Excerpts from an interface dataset
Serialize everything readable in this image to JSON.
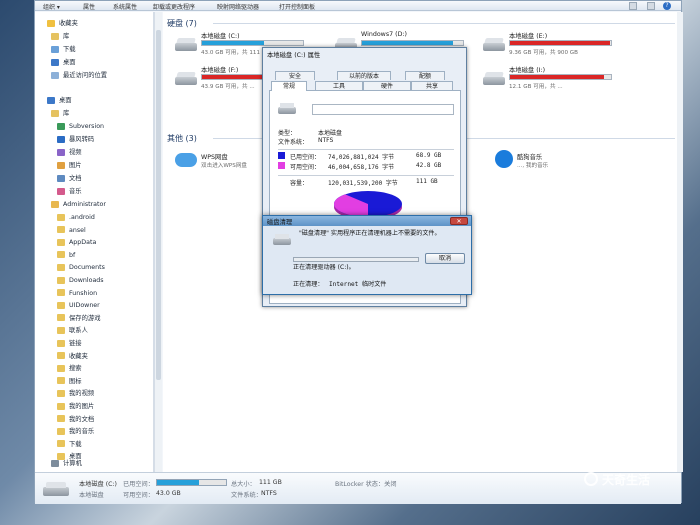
{
  "toolbar": {
    "items": [
      "组织 ▾",
      "属性",
      "系统属性",
      "卸载或更改程序",
      "映射网络驱动器",
      "打开控制面板"
    ]
  },
  "nav": {
    "favorites": {
      "label": "收藏夹",
      "items": [
        "库",
        "下载",
        "桌面",
        "最近访问的位置"
      ]
    },
    "desktop": "桌面",
    "libraries": {
      "label": "库",
      "items": [
        "Subversion",
        "暴风转码",
        "视频",
        "图片",
        "文档",
        "音乐"
      ]
    },
    "admin": {
      "label": "Administrator",
      "items": [
        ".android",
        "ansel",
        "AppData",
        "bf",
        "Documents",
        "Downloads",
        "Funshion",
        "UIDowner",
        "保存的游戏",
        "联系人",
        "链接",
        "收藏夹",
        "搜索",
        "图标",
        "我的视频",
        "我的图片",
        "我的文档",
        "我的音乐",
        "下载",
        "桌面"
      ]
    },
    "computer": "计算机"
  },
  "content": {
    "group_hdd": "硬盘 (7)",
    "group_other": "其他 (3)",
    "drives": [
      {
        "name": "本地磁盘 (C:)",
        "free": "43.0 GB 可用，共 111 GB",
        "used_pct": 61,
        "color": "#26a0da"
      },
      {
        "name": "Windows7 (D:)",
        "free": "",
        "used_pct": 90,
        "color": "#26a0da"
      },
      {
        "name": "本地磁盘 (E:)",
        "free": "9.36 GB 可用，共 900 GB",
        "used_pct": 99,
        "color": "#da2626"
      },
      {
        "name": "本地磁盘 (F:)",
        "free": "43.9 GB 可用，共 ...",
        "used_pct": 92,
        "color": "#da2626"
      },
      {
        "name": "本地磁盘 (H:)",
        "free": "16.6 GB 可用，共 277 GB",
        "used_pct": 94,
        "color": "#da2626"
      },
      {
        "name": "本地磁盘 (I:)",
        "free": "12.1 GB 可用，共 ...",
        "used_pct": 93,
        "color": "#da2626"
      }
    ],
    "wps": {
      "name": "WPS网盘",
      "sub": "双击进入WPS网盘"
    },
    "kugou": {
      "name": "酷狗音乐",
      "sub": "..., 我的音乐"
    }
  },
  "status": {
    "drive_name": "本地磁盘 (C:)",
    "drive_type": "本地磁盘",
    "used_label": "已用空间：",
    "free_label": "可用空间：",
    "free_value": "43.0 GB",
    "total_label": "总大小：",
    "total_value": "111 GB",
    "fs_label": "文件系统：",
    "fs_value": "NTFS",
    "bitlocker": "BitLocker 状态：关闭",
    "used_pct": 61
  },
  "props": {
    "title": "本地磁盘 (C:) 属性",
    "tabs_back": [
      "安全",
      "以前的版本",
      "配额"
    ],
    "tabs_front": [
      "常规",
      "工具",
      "硬件",
      "共享"
    ],
    "type_label": "类型：",
    "type_value": "本地磁盘",
    "fs_label": "文件系统：",
    "fs_value": "NTFS",
    "used_label": "已用空间：",
    "used_bytes": "74,026,881,024 字节",
    "used_gb": "68.9 GB",
    "free_label": "可用空间：",
    "free_bytes": "46,004,658,176 字节",
    "free_gb": "42.8 GB",
    "cap_label": "容量：",
    "cap_bytes": "120,031,539,200 字节",
    "cap_gb": "111 GB",
    "ok": "确定",
    "cancel": "取消",
    "used_color": "#1a1ad6",
    "free_color": "#e23ee2"
  },
  "disk_cleanup": {
    "title": "磁盘清理",
    "message": "\"磁盘清理\" 实用程序正在清理机器上不需要的文件。",
    "calculating": "正在清理驱动器 (C:)。",
    "cancel": "取消",
    "cleaning_label": "正在清理：",
    "cleaning_value": "Internet 临时文件",
    "close": "✕"
  },
  "watermark": "天奇生活"
}
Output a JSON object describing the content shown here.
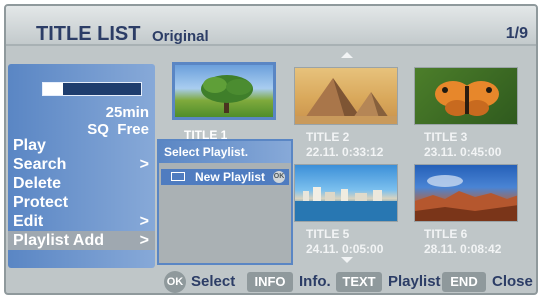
{
  "header": {
    "title": "TITLE LIST",
    "subtitle": "Original",
    "page": "1/9"
  },
  "disc": {
    "progress": 0.2,
    "time": "25min",
    "mode": "SQ  Free"
  },
  "menu": [
    {
      "label": "Play",
      "arrow": ""
    },
    {
      "label": "Search",
      "arrow": ">"
    },
    {
      "label": "Delete",
      "arrow": ""
    },
    {
      "label": "Protect",
      "arrow": ""
    },
    {
      "label": "Edit",
      "arrow": ">"
    },
    {
      "label": "Playlist Add",
      "arrow": ">"
    }
  ],
  "titles": [
    {
      "name": "TITLE 1",
      "date": ""
    },
    {
      "name": "TITLE 2",
      "date": "22.11.  0:33:12"
    },
    {
      "name": "TITLE 3",
      "date": "23.11.  0:45:00"
    },
    {
      "name": "TITLE 5",
      "date": "24.11.  0:05:00"
    },
    {
      "name": "TITLE 6",
      "date": "28.11.  0:08:42"
    }
  ],
  "popup": {
    "title": "Select Playlist.",
    "item": "New Playlist",
    "item_badge": "OK"
  },
  "footer": {
    "ok_key": "OK",
    "select": "Select",
    "info_key": "INFO",
    "info": "Info.",
    "text_key": "TEXT",
    "playlist": "Playlist",
    "end_key": "END",
    "close": "Close"
  }
}
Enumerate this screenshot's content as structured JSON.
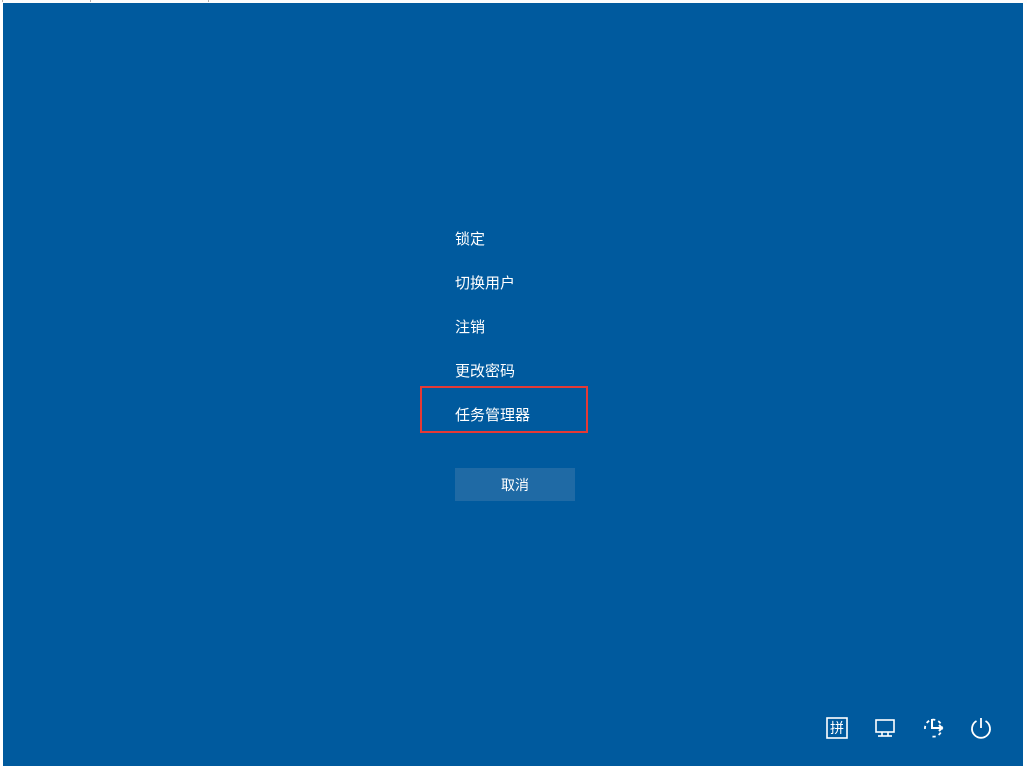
{
  "menu": {
    "lock": "锁定",
    "switch_user": "切换用户",
    "sign_out": "注销",
    "change_password": "更改密码",
    "task_manager": "任务管理器"
  },
  "cancel_button_label": "取消",
  "icons": {
    "ime": "拼",
    "network": "network",
    "ease_of_access": "ease-of-access",
    "power": "power"
  }
}
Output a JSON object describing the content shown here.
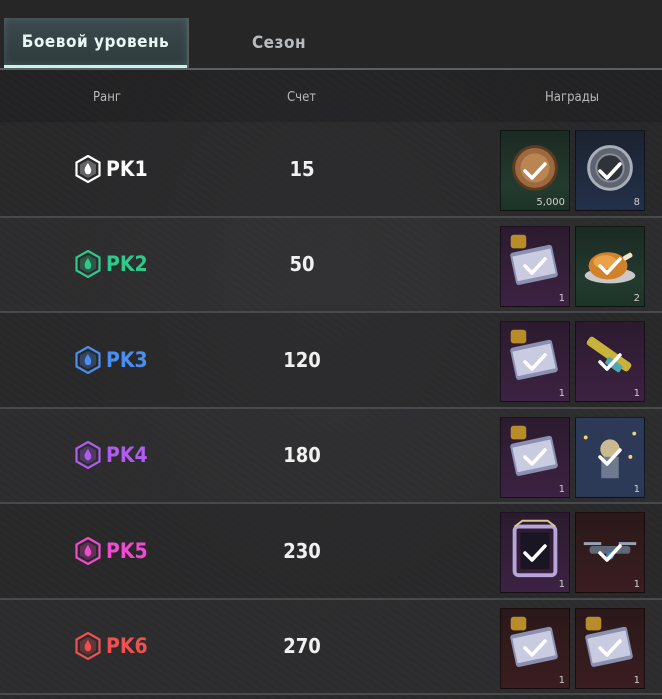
{
  "tabs": [
    {
      "label": "Боевой уровень",
      "active": true
    },
    {
      "label": "Сезон",
      "active": false
    }
  ],
  "header": {
    "rank": "Ранг",
    "score": "Счет",
    "rewards": "Награды"
  },
  "rows": [
    {
      "rank": "PK1",
      "color": "#ffffff",
      "score": "15",
      "rewards": [
        {
          "icon": "coin-icon",
          "qty": "5,000",
          "bg": "green"
        },
        {
          "icon": "silver-token-icon",
          "qty": "8",
          "bg": "navy"
        }
      ]
    },
    {
      "rank": "PK2",
      "color": "#2ec98b",
      "score": "50",
      "rewards": [
        {
          "icon": "crate-coupon-icon",
          "qty": "1",
          "bg": "purple"
        },
        {
          "icon": "roast-chicken-icon",
          "qty": "2",
          "bg": "green"
        }
      ]
    },
    {
      "rank": "PK3",
      "color": "#4a8ff0",
      "score": "120",
      "rewards": [
        {
          "icon": "crate-coupon-icon",
          "qty": "1",
          "bg": "purple"
        },
        {
          "icon": "weapon-skin-icon",
          "qty": "1",
          "bg": "purple"
        }
      ]
    },
    {
      "rank": "PK4",
      "color": "#b15cf0",
      "score": "180",
      "rewards": [
        {
          "icon": "crate-coupon-icon",
          "qty": "1",
          "bg": "purple"
        },
        {
          "icon": "lantern-emblem-icon",
          "qty": "1",
          "bg": "blue-dark"
        }
      ]
    },
    {
      "rank": "PK5",
      "color": "#f04bd0",
      "score": "230",
      "rewards": [
        {
          "icon": "avatar-frame-icon",
          "qty": "1",
          "bg": "purple"
        },
        {
          "icon": "drone-icon",
          "qty": "1",
          "bg": "red"
        }
      ]
    },
    {
      "rank": "PK6",
      "color": "#f05050",
      "score": "270",
      "rewards": [
        {
          "icon": "crate-coupon-icon",
          "qty": "1",
          "bg": "red"
        },
        {
          "icon": "crate-coupon-icon",
          "qty": "1",
          "bg": "red"
        }
      ]
    }
  ]
}
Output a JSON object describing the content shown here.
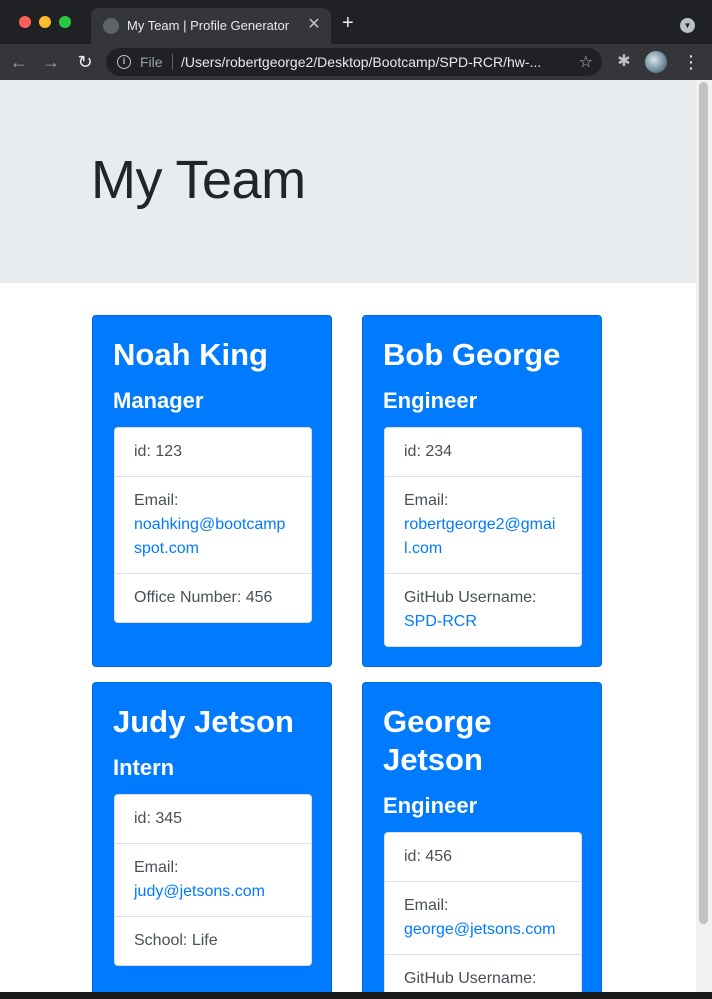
{
  "browser": {
    "tab_title": "My Team | Profile Generator",
    "tab_close": "✕",
    "new_tab": "+",
    "scheme": "File",
    "url": "/Users/robertgeorge2/Desktop/Bootcamp/SPD-RCR/hw-..."
  },
  "page": {
    "title": "My Team"
  },
  "team": [
    {
      "name": "Noah King",
      "role": "Manager",
      "id": "id: 123",
      "email_label": "Email:",
      "email": "noahking@bootcampspot.com",
      "extra_label": "Office Number: 456",
      "extra_value": ""
    },
    {
      "name": "Bob George",
      "role": "Engineer",
      "id": "id: 234",
      "email_label": "Email:",
      "email": "robertgeorge2@gmail.com",
      "extra_label": "GitHub Username:",
      "extra_value": "SPD-RCR"
    },
    {
      "name": "Judy Jetson",
      "role": "Intern",
      "id": "id: 345",
      "email_label": "Email:",
      "email": "judy@jetsons.com",
      "extra_label": "School: Life",
      "extra_value": ""
    },
    {
      "name": "George Jetson",
      "role": "Engineer",
      "id": "id: 456",
      "email_label": "Email:",
      "email": "george@jetsons.com",
      "extra_label": "GitHub Username:",
      "extra_value": ""
    }
  ]
}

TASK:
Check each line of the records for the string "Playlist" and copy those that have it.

RESPONSE TO THIS EXERCISE:
      "label": "Playlist Add",
    "title": "Select Playlist.",
    "item": "New Playlist",
    "playlist": "Playlist",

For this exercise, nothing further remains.